That’s what I thought I’d read as well. It’s weird though, because I thought we’re technically obligated to update our bank details with our new numbers when we get them, which means nobody should have their old ARC numbers still on file at their bank. Conversely, we’re supposedly not required to update our NHI cards, which means people could still file taxes with their old number (as happened here) without being able to provide a bank account with the old number.

You just earned two :heart:s from me for today, :heart:-whore. :grin:


Mine sent me a letter by snail mail saying I need to come in with the new ARC. When I got there with the new deets, it wasn’t terribly painful, but they had to issue a new credit card. That kind of screwed me up as I had my old credit card in some vendor systems for work stuff, and I just forgot about it. I just found out today one vendor was about to cancel my account.

So automatically would not be my choice of word for this update.


None of my banks automatically updated it either. On Tuesday I went to Cathay to update it, and it was also relatively painless, but three days later it doesn’t actually seem to be updated yet.
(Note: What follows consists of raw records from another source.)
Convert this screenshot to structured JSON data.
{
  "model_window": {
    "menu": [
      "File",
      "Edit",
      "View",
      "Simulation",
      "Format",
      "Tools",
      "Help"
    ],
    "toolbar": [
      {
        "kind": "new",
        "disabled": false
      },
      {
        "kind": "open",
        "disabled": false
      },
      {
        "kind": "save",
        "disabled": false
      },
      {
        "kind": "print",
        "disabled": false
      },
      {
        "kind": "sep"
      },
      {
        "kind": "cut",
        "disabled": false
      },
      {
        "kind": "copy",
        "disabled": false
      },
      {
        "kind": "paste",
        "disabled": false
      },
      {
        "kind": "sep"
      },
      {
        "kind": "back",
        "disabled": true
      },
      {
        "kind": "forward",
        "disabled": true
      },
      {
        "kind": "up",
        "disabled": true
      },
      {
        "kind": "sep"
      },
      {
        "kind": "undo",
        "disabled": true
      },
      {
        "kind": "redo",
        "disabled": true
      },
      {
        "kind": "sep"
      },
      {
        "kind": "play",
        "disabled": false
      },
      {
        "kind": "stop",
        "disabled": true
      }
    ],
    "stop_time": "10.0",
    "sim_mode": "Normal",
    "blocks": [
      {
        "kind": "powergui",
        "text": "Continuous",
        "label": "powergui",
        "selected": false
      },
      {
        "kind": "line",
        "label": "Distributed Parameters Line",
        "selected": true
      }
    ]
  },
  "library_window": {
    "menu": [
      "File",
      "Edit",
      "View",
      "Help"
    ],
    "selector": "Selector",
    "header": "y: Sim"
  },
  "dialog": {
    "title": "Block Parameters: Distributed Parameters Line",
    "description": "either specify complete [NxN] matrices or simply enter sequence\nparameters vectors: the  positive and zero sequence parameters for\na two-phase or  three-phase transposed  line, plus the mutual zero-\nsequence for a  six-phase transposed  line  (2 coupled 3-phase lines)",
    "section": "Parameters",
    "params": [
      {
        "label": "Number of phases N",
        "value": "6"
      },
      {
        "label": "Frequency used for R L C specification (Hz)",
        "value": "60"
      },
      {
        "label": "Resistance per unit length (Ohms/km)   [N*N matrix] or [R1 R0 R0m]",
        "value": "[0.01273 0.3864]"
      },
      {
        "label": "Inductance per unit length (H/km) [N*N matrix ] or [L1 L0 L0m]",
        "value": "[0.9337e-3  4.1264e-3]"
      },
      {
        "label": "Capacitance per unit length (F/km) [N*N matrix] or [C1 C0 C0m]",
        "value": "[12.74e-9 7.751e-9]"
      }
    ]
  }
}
How long did it take? I spent two hours at Mega yesterday updating my information. “It’s basically the same procedure as opening a new account!” said the lady in a cheerful voice. :face_with_raised_eyebrow: